Masking
(Image credit: Pixabay)

In an indication of just how fast the Delta variant is changing the public health playbook in schools and other aspects of life, the CDC reversed course two-and-a-half weeks after updating its guidance to allow vaccinated students and staff members to be maskless in schools. 

“CDC recommends that everyone in K to 12 schools, wear a mask indoors, including teachers, staff, students and visitors, regardless of vaccination status,” said CDC director Rachel Walensky during a telepress conference on July 27, during which she also called for vaccinated individuals to resume masking in counties that have more than 50 to 100 cases in a seven day period per 100,000 people. 

“We have new science related to the Delta variant that requires us to update the guidance regarding what you can do when you are fully vaccinated,” she said. “The Delta variant is showing every day, its willingness to outsmart us and to be an opportunist in areas where we have not shown a fortified response against it.” 

She added, “Children should return to full time in person learning in the fall with proper prevention strategies in place.”

New Data on Vaccination and Viral Loads 

The change in policy was fueled by rising case counts in much of the country and recent data from infection clusters indicating Delta produced higher viral loads in vaccinated individuals who contracted the virus than previous strains. “When we examine the rare breakthrough infections, and we look at the amount of virus in those people, it is pretty similar to the amount of virus in unvaccinated people,” Walensky said. “We are now continuing to follow those clusters to understand the impact of forward transmission of those vaccinated people.” 

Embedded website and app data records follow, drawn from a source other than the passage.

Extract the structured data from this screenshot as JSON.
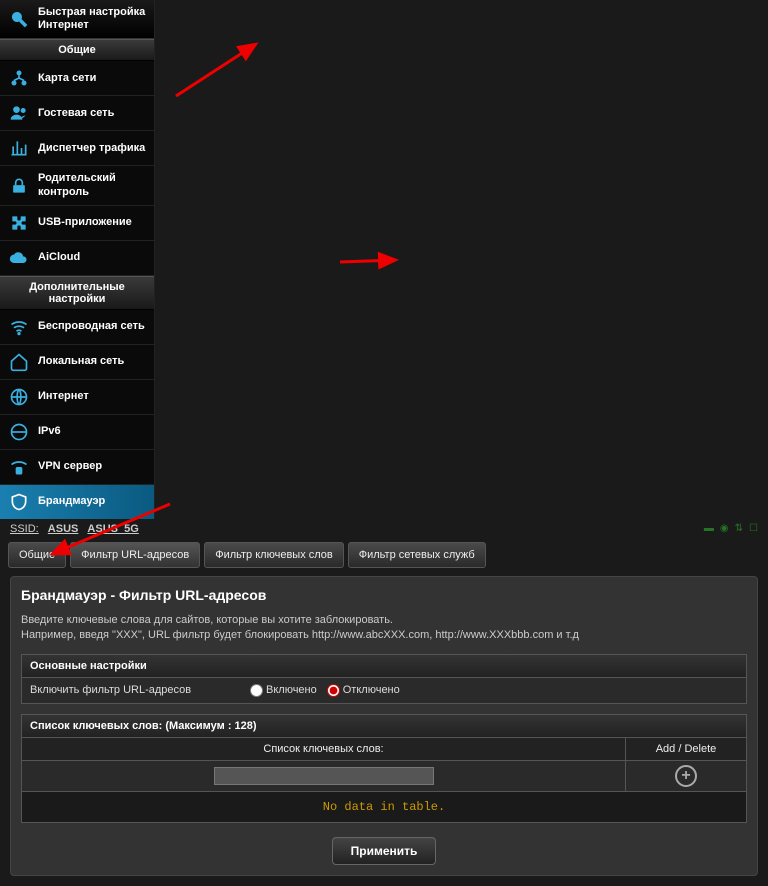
{
  "ssid": {
    "label": "SSID:",
    "names": [
      "ASUS",
      "ASUS_5G"
    ]
  },
  "sidebar": {
    "quick": "Быстрая настройка Интернет",
    "group1": "Общие",
    "items1": [
      {
        "label": "Карта сети"
      },
      {
        "label": "Гостевая сеть"
      },
      {
        "label": "Диспетчер трафика"
      },
      {
        "label": "Родительский контроль"
      },
      {
        "label": "USB-приложение"
      },
      {
        "label": "AiCloud"
      }
    ],
    "group2": "Дополнительные настройки",
    "items2": [
      {
        "label": "Беспроводная сеть"
      },
      {
        "label": "Локальная сеть"
      },
      {
        "label": "Интернет"
      },
      {
        "label": "IPv6"
      },
      {
        "label": "VPN сервер"
      },
      {
        "label": "Брандмауэр"
      }
    ]
  },
  "tabs": [
    {
      "label": "Общие"
    },
    {
      "label": "Фильтр URL-адресов"
    },
    {
      "label": "Фильтр ключевых слов"
    },
    {
      "label": "Фильтр сетевых служб"
    }
  ],
  "panel": {
    "title": "Брандмауэр - Фильтр URL-адресов",
    "desc1": "Введите ключевые слова для сайтов, которые вы хотите заблокировать.",
    "desc2": "Например, введя \"XXX\", URL фильтр будет блокировать http://www.abcXXX.com, http://www.XXXbbb.com и т.д",
    "section1": "Основные настройки",
    "enable_label": "Включить фильтр URL-адресов",
    "radio_on": "Включено",
    "radio_off": "Отключено",
    "section2": "Список ключевых слов: (Максимум : 128)",
    "col_kw": "Список ключевых слов:",
    "col_act": "Add / Delete",
    "nodata": "No data in table.",
    "apply": "Применить"
  }
}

The higher viral loads observed suggested that vaccinated individuals who do get sick, have the potential to forward transmit, with the same capacity of an unvaccinated person, Walensky said. “Unlike the Alpha variant that we had back in May, where we didn't believe that if you were vaccinated you could transmit further. … With the Delta variant, we're seeing that it's actually possible, if you're a rare breakthrough infection that you can transmit further,” she said. 

But vaccinated individuals still appear less likely to get infected in the first place. 

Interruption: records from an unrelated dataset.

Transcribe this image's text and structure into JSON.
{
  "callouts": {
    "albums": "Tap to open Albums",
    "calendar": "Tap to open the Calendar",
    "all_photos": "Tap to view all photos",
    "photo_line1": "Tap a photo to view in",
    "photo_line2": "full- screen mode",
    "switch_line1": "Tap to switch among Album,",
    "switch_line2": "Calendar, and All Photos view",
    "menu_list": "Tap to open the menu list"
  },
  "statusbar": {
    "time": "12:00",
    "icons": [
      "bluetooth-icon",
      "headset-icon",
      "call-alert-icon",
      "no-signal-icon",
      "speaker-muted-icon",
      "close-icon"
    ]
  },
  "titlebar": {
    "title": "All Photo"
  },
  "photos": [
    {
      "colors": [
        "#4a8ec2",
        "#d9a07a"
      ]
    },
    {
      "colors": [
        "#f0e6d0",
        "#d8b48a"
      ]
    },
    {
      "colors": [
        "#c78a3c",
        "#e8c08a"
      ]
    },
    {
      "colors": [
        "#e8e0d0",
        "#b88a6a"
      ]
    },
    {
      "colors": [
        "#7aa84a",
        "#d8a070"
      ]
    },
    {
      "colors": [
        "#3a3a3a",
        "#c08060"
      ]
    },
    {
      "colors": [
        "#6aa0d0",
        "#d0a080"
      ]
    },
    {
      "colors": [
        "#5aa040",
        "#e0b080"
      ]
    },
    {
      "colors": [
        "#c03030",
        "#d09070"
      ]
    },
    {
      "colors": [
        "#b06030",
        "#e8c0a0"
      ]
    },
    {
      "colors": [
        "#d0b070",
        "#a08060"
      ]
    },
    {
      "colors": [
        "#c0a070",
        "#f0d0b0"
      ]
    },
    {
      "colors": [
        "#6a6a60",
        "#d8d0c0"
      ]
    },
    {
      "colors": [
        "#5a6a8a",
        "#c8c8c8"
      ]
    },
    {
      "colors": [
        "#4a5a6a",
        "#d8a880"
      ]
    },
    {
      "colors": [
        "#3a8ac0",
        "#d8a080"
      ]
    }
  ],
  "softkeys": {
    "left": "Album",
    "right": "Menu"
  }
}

“The highest spread of cases and severe outcomes is happening in places with low vaccination rates, and among unvaccinated people, this moment, and most importantly, the associated illness, suffering and death could have been avoided with higher vaccination coverage in the country,” Walensky said. 

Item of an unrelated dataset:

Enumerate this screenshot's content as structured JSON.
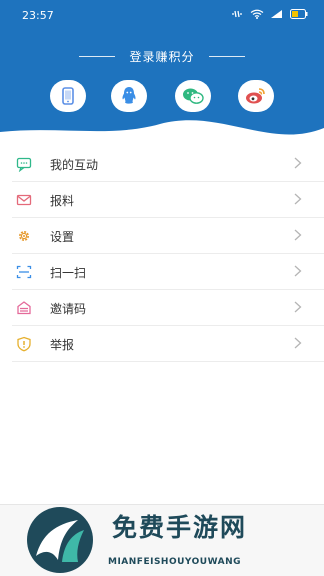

What The New Guidance Means for Schools 

The increasing likelihood that vaccinated individuals can spread the disease and low vaccination rates are heightening concerns over Delta as the school year approaches. 

“When we released our school guidance on July 9, we had less Delta variants in this country, we had fewer cases in this country, and importantly, we were really hopeful that we would have more people vaccinated, especially in the demographic between 12 to 17 years old,”  Walensky said. “Next week, we have many school systems that are starting around the country and children 11 and less are not going to be able to be vaccinated.” 

She added, only 30 percent of kids 12 to 17 are fully vaccinated, and the new mask guidance represents “a real effort to try and make sure that our kids can safely get back to full in-person learning in the fall.” 

In a released statement, U.S. Secretary of Education Miguel Cardona said: "Students are provided the best opportunity to learn and thrive when learning in person. We know the best way to safely do this is to get as many people age 12 and older vaccinated. Given the recent trends in COVID spread due to premature relaxation of prevention strategies by unvaccinated individuals and lagging vaccination rates in some parts of our country, we support the recommendation for masking in K-12 schools. We must do everything to ensure that our students do not have to compromise any more of their educational experiences due to increases in community spread. The Department stands ready to work with schools, families, and communities to implement these recommendations from the CDC and ensure all students in every corner of the country can return to school in-person, full time this fall."

The decision to reverse course on mask mandates for vaccinated individuals both in schools and in some instances out of school was a difficult one, but deemed necessary. 

“Public health experts, scientific experts, medical experts, when I've shown them these data have universally said that this required action,” Walensky said. “I felt that when I saw the data myself … This was not something that we took lightly and [it is] something that I know weighs heavily with me and with all of America.” 

Erik Ofgang

Erik Ofgang is a journalist, author and educator. His work has appeared in the Washington Post, The Atlantic and Associated Press. He currently teaches at Western Connecticut State University’s MFA program. While a staff writer at Connecticut Magazine he won a Society of Professional Journalism Award for his education reporting. He is interested in how humans learn and how technology can make that more effective.